IIA Urges FCC to Move Forward to Approve “Real-World Trials” to Accelerate Transition to High-Speed Broadband Internet Services across America
Says regional market trials will provide FCC with evidence to develop forward-looking, pro-investment, pro-consumer policies for build out of next-generation, IP-enabled networks and services
WASHINGTON, D.C. – August 7, 2013 – The Internet Innovation Alliance (IIA) today issued the following statement based on its Reply Comments to the Federal Communications Commission’s (FCC) request for input on the proposed “real-world trials” designed to advance the transition toward nationwide consumer access to next-generation Internet Protocol (IP)-based networks and services:

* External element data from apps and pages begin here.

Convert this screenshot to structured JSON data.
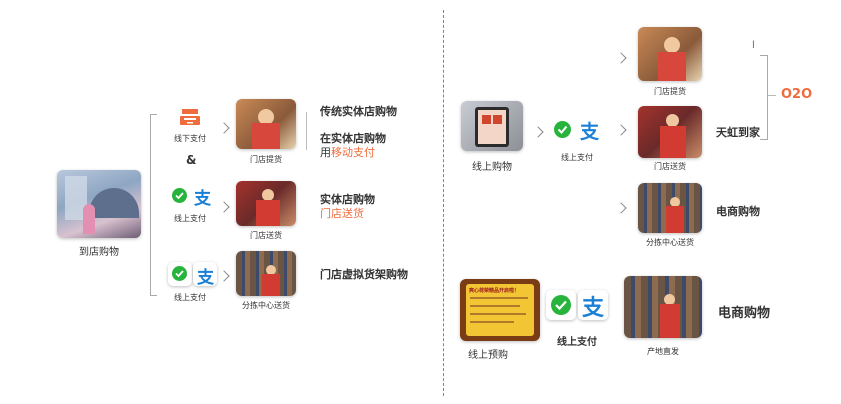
{
  "left": {
    "start_label": "到店购物",
    "amp": "&",
    "rows": [
      {
        "pay_label": "线下支付",
        "photo_label": "门店提货",
        "desc_line1": "传统实体店购物",
        "desc_line2": "在实体店购物",
        "desc_line3_prefix": "用",
        "desc_line3_highlight": "移动支付"
      },
      {
        "pay_label": "线上支付",
        "photo_label": "门店送货",
        "desc_line1": "实体店购物",
        "desc_line2_highlight": "门店送货"
      },
      {
        "pay_label": "线上支付",
        "photo_label": "分拣中心送货",
        "desc_line1": "门店虚拟货架购物"
      }
    ]
  },
  "right": {
    "o2o_label": "O2O",
    "stray_mark": "l",
    "online_label": "线上购物",
    "online_pay_label": "线上支付",
    "options": [
      {
        "photo_label": "门店提货",
        "desc": ""
      },
      {
        "photo_label": "门店送货",
        "desc": "天虹到家"
      },
      {
        "photo_label": "分拣中心送货",
        "desc": "电商购物"
      }
    ],
    "preorder": {
      "label": "线上预购",
      "pay_label": "线上支付",
      "photo_label": "产地直发",
      "desc": "电商购物",
      "poster_title": "爽心荷荣精品开启啦！"
    }
  },
  "colors": {
    "accent": "#ef6c3c",
    "divider": "#e05a5a",
    "wechat": "#28b43c",
    "alipay": "#1a7fd6"
  },
  "icons": [
    "cash-register-icon",
    "wechat-pay-icon",
    "alipay-icon",
    "tablet-shopping-icon"
  ]
}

“Local market trials provide the next step toward speeding the modernization of America’s legacy telephone networks. Initiating market trials for IP network deployment would continue innovation and enhance economic growth resulting from the deployment of next-generation technologies. The Commission’s principal focus should be on how high-speed broadband networks should replace antiquated telephone networks and how market trials can contribute to the development of a new regulatory model that promotes broadband growth, increases subscribership and maintains fundamental and essential consumer protections.
“Real-world market trials offer the best means for assessing the costs and benefits of accelerating the IP Transition and should not be used to help advance certain outmoded business models. Fear of theoretical and unproven harm to certain competitor business models dependent on never-changing regulatory mandates is simply not a compelling reason for inaction. The trials represent a unique window of opportunity to gather information to ensure that the IP Transition will occur with minimal disruption to consumers.
“Market trials should proceed under the same lighter regulatory framework applied to other rapidly-proliferating IP networks, rather than the outmoded and shrinking TDM-based networks. Any market trial should enable IP-based networks to demonstrate their capabilities and the impact of the transition on consumers subject to the same real-world environment in which all other IP networks currently operate. A regulatory hand applying pressure on the scale and conditioning the trials toward certain outcomes is, of course, a prescription for trials that will not be truly scientific and will fail to achieve their basic purpose. Just as we seek to avoid locking in old technology, such as the rotary phone or dial-up Internet service, the nation cannot afford to permanently lock-in old rules that would ultimately harm innovation, job creation and economic growth.”